• PROBLEM TO WORK ON:
Please set down every entry again exactly as it stands, without the pictures.

• Web page and app entries:
* * * * * * * * *

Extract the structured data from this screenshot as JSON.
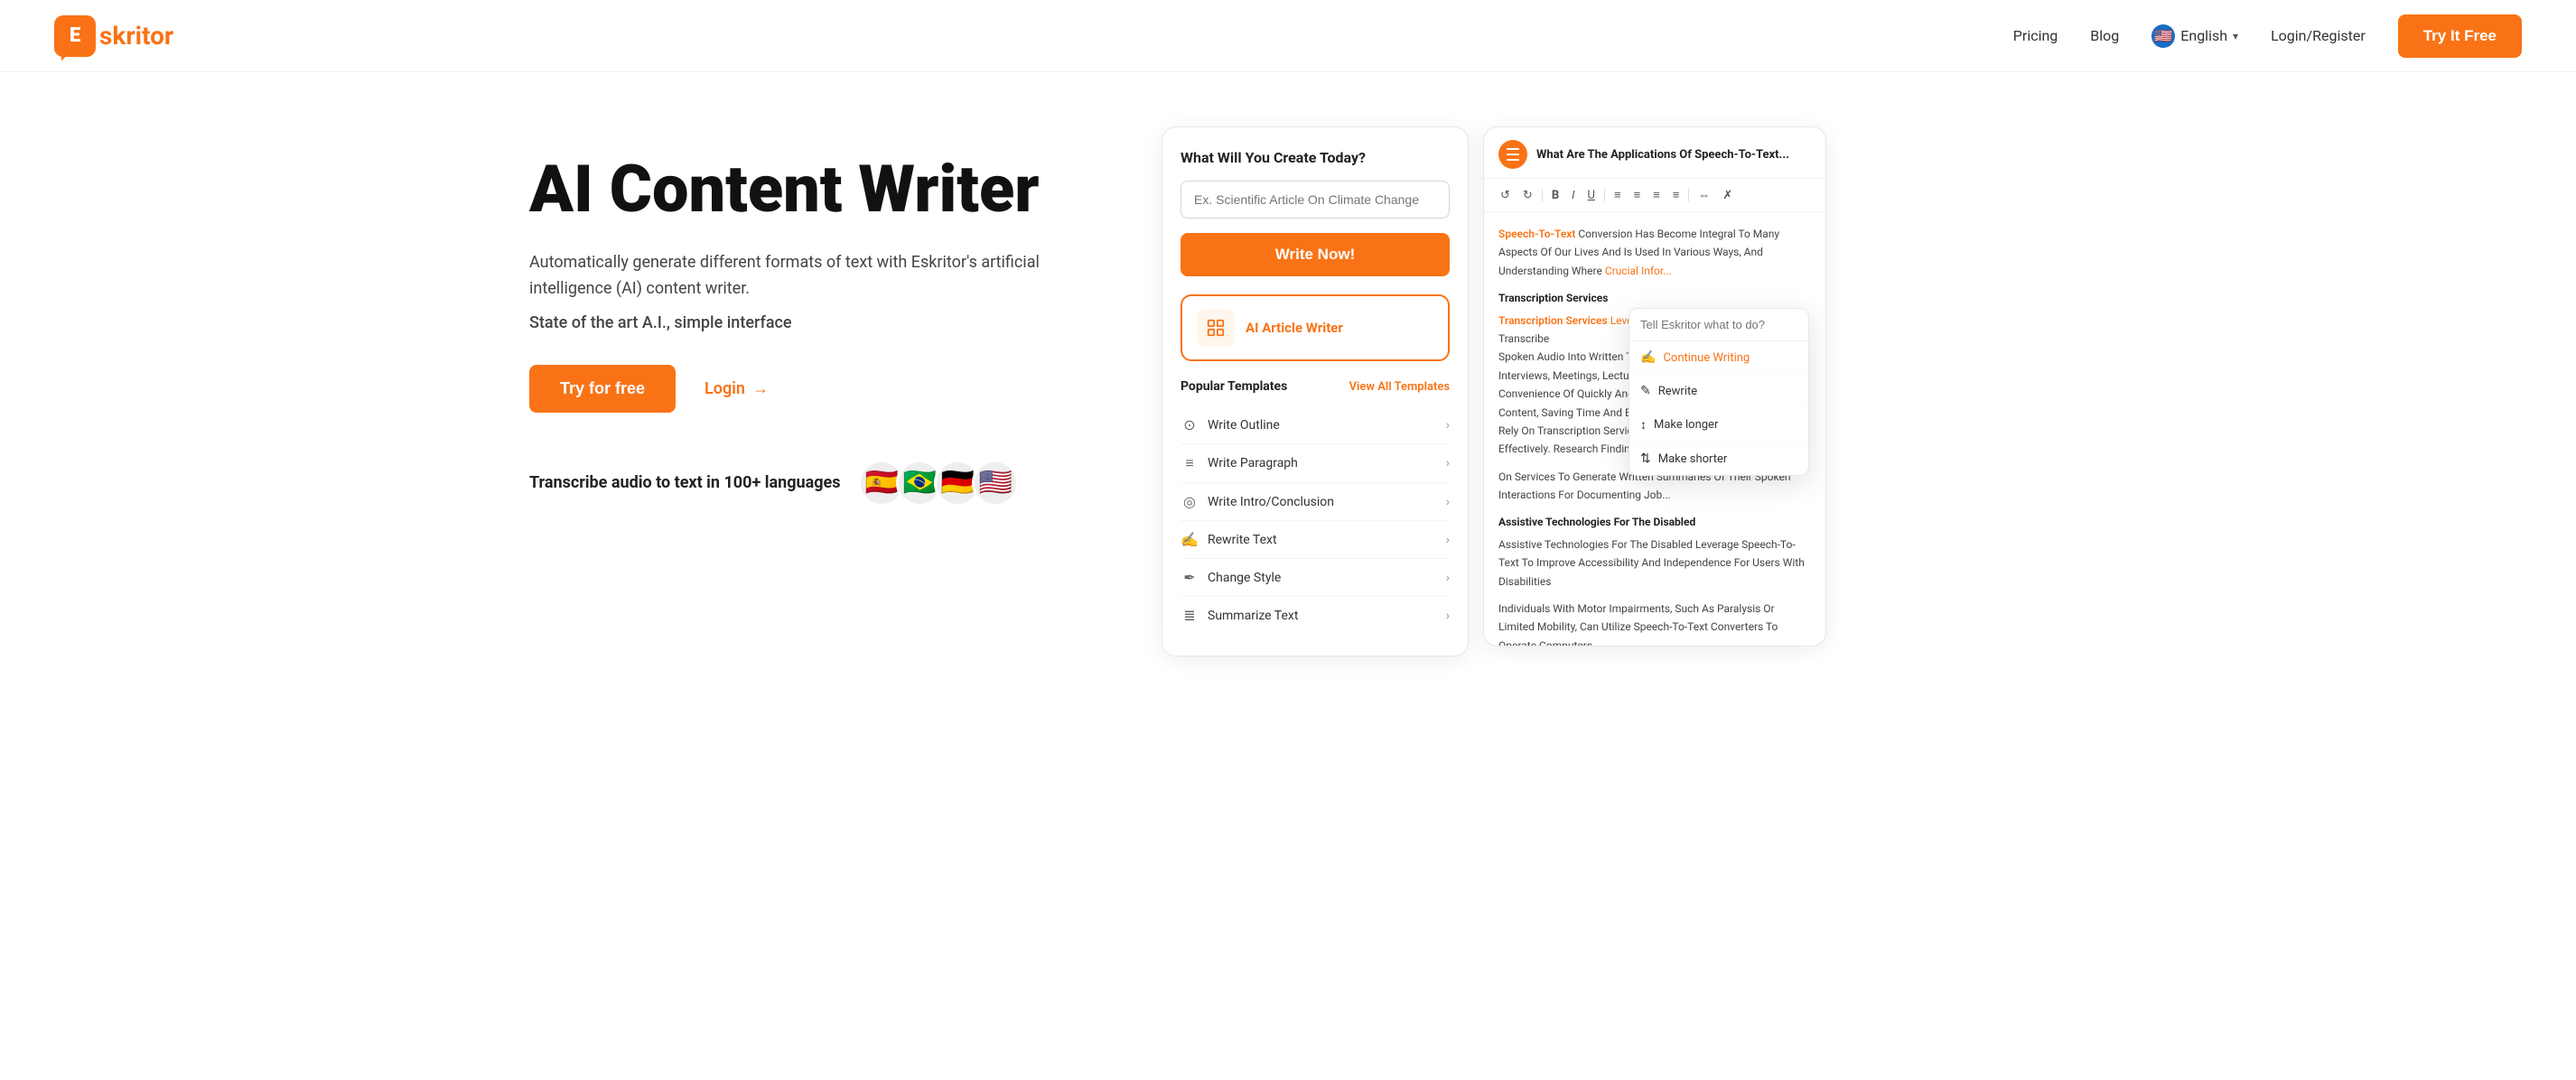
{
  "nav": {
    "logo_letter": "E",
    "logo_name": "skritor",
    "links": [
      "Pricing",
      "Blog"
    ],
    "lang": "English",
    "flag_emoji": "🇺🇸",
    "login_register": "Login/Register",
    "try_btn": "Try It Free"
  },
  "hero": {
    "title": "AI Content Writer",
    "desc": "Automatically generate different formats of text with Eskritor's artificial intelligence (AI) content writer.",
    "sub": "State of the art A.I., simple interface",
    "try_btn": "Try for free",
    "login_btn": "Login",
    "transcribe_text": "Transcribe audio to text in 100+ languages",
    "flags": [
      "🇪🇸",
      "🇧🇷",
      "🇩🇪",
      "🇺🇸"
    ]
  },
  "left_panel": {
    "title": "What Will You Create Today?",
    "input_placeholder": "Ex. Scientific Article On Climate Change",
    "write_btn": "Write Now!",
    "ai_card_label": "AI Article Writer",
    "popular_templates_title": "Popular Templates",
    "view_all": "View All Templates",
    "templates": [
      {
        "icon": "⊙",
        "name": "Write Outline"
      },
      {
        "icon": "≡",
        "name": "Write Paragraph"
      },
      {
        "icon": "◎",
        "name": "Write Intro/Conclusion"
      },
      {
        "icon": "✍",
        "name": "Rewrite Text"
      },
      {
        "icon": "✒",
        "name": "Change Style"
      },
      {
        "icon": "≣",
        "name": "Summarize Text"
      }
    ]
  },
  "right_panel": {
    "title": "What Are The Applications Of Speech-To-Text...",
    "toolbar": [
      "↺",
      "↻",
      "B",
      "I",
      "U",
      "≡",
      "≡",
      "≡",
      "≡",
      "⇔",
      "✗"
    ],
    "content_intro": "Speech-To-Text Conversion Has Become Integral To Many Aspects Of Our Lives And Is Used In Various Ways, And Understanding Where Crucial Information...",
    "section1_title": "Transcription Services",
    "section1_body": "Transcription Services Leverage Speech-To-Text Conversion To Transcribe Spoken Audio Into Written Text Efficiently. Editors Benefit From Transcriptions During Interviews, Meetings, Lectures And Personal Notes As It Has The Convenience Of Quickly And Accurately Converting Spoken Content, Saving Time And Effort. Transcription Services Also Rely On Transcription Services To Process Audio Data Effectively. Research Findings",
    "section2_body": "On Services To Generate Written Summaries Of Their Spoken Interactions For Documenting Job...",
    "section3_title": "Assistive Technologies For The Disabled",
    "section3_body": "Assistive Technologies For The Disabled Leverage Speech-To-Text To Improve Accessibility And Independence For Users With Disabilities",
    "section4_body": "Individuals With Motor Impairments, Such As Paralysis Or Limited Mobility, Can Utilize Speech-To-Text Converters To Operate Computers..."
  },
  "dropdown": {
    "placeholder": "Tell Eskritor what to do?",
    "items": [
      {
        "icon": "✍",
        "label": "Continue Writing"
      },
      {
        "icon": "✎",
        "label": "Rewrite"
      },
      {
        "icon": "⬆",
        "label": "Make longer"
      },
      {
        "icon": "⬇",
        "label": "Make shorter"
      }
    ]
  }
}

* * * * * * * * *

• TASK RESPONSE:
Extract the structured data from this screenshot as JSON.
{
  "nav": {
    "logo_letter": "E",
    "logo_name": "skritor",
    "links": [
      "Pricing",
      "Blog"
    ],
    "lang": "English",
    "flag_emoji": "🇺🇸",
    "login_register": "Login/Register",
    "try_btn": "Try It Free"
  },
  "hero": {
    "title": "AI Content Writer",
    "desc": "Automatically generate different formats of text with Eskritor's artificial intelligence (AI) content writer.",
    "sub": "State of the art A.I., simple interface",
    "try_btn": "Try for free",
    "login_btn": "Login",
    "transcribe_text": "Transcribe audio to text in 100+ languages",
    "flags": [
      "🇪🇸",
      "🇧🇷",
      "🇩🇪",
      "🇺🇸"
    ]
  },
  "left_panel": {
    "title": "What Will You Create Today?",
    "input_placeholder": "Ex. Scientific Article On Climate Change",
    "write_btn": "Write Now!",
    "ai_card_label": "AI Article Writer",
    "popular_templates_title": "Popular Templates",
    "view_all": "View All Templates",
    "templates": [
      {
        "icon": "⊙",
        "name": "Write Outline"
      },
      {
        "icon": "≡",
        "name": "Write Paragraph"
      },
      {
        "icon": "◎",
        "name": "Write Intro/Conclusion"
      },
      {
        "icon": "✍",
        "name": "Rewrite Text"
      },
      {
        "icon": "✒",
        "name": "Change Style"
      },
      {
        "icon": "≣",
        "name": "Summarize Text"
      }
    ]
  },
  "right_panel": {
    "title": "What Are The Applications Of Speech-To-Text...",
    "toolbar": [
      "↺",
      "↻",
      "B",
      "I",
      "U",
      "≡",
      "≡",
      "≡",
      "≡",
      "⇔",
      "✗"
    ],
    "content_intro": "Speech-To-Text Conversion Has Become Integral To Many Aspects Of Our Lives And Is Used In Various Ways, And Understanding Where Crucial Information...",
    "section1_title": "Transcription Services",
    "section1_body": "Transcription Services Leverage Speech-To-Text Conversion To Transcribe Spoken Audio Into Written Text Efficiently. Editors Benefit From Transcriptions During Interviews, Meetings, Lectures And Personal Notes As It Has The Convenience Of Quickly And Accurately Converting Spoken Content, Saving Time And Effort. Transcription Services Also Rely On Transcription Services To Process Audio Data Effectively. Research Findings",
    "section2_body": "On Services To Generate Written Summaries Of Their Spoken Interactions For Documenting Job...",
    "section3_title": "Assistive Technologies For The Disabled",
    "section3_body": "Assistive Technologies For The Disabled Leverage Speech-To-Text To Improve Accessibility And Independence For Users With Disabilities",
    "section4_body": "Individuals With Motor Impairments, Such As Paralysis Or Limited Mobility, Can Utilize Speech-To-Text Converters To Operate Computers..."
  },
  "dropdown": {
    "placeholder": "Tell Eskritor what to do?",
    "items": [
      {
        "icon": "✍",
        "label": "Continue Writing"
      },
      {
        "icon": "✎",
        "label": "Rewrite"
      },
      {
        "icon": "⬆",
        "label": "Make longer"
      },
      {
        "icon": "⬇",
        "label": "Make shorter"
      }
    ]
  }
}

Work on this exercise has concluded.